WHAT THE EXERCISE ASKS:
Below are records; give the number of their lines that contain "Paste", and only that number.

──────── RAW DATA

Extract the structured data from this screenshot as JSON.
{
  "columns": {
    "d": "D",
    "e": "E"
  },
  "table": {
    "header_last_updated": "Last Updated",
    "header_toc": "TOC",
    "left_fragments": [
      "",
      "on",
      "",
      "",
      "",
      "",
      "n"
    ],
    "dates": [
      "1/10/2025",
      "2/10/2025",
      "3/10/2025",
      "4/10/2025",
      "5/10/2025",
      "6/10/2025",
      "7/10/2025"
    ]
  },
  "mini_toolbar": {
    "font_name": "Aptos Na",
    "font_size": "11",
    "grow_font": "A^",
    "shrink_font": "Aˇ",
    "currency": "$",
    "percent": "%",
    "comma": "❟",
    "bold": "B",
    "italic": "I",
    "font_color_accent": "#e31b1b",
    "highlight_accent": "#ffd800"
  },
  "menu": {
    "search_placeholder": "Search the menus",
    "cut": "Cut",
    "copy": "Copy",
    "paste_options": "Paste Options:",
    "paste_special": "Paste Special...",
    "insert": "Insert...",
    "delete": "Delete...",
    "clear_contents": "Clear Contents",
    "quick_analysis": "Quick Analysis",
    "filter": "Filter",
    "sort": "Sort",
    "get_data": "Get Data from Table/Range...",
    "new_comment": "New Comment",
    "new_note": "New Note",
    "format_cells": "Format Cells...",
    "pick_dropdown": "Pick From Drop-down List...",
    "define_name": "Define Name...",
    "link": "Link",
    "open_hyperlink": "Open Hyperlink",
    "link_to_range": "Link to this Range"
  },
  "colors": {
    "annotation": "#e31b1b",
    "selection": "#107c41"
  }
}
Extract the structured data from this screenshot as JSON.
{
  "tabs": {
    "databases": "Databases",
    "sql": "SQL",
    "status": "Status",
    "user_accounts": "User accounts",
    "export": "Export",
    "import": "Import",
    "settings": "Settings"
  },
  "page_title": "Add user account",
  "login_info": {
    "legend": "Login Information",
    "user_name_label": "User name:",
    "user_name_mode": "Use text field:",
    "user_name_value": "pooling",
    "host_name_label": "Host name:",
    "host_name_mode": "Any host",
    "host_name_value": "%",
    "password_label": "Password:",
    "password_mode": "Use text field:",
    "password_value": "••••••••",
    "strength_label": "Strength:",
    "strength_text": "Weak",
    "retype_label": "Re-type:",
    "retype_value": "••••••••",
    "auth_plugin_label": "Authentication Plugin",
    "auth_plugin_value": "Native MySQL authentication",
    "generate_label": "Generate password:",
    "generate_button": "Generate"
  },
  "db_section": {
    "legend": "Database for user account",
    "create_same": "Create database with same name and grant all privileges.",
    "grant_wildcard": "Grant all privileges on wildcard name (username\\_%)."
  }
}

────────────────

EXERCISE SOLUTION:
2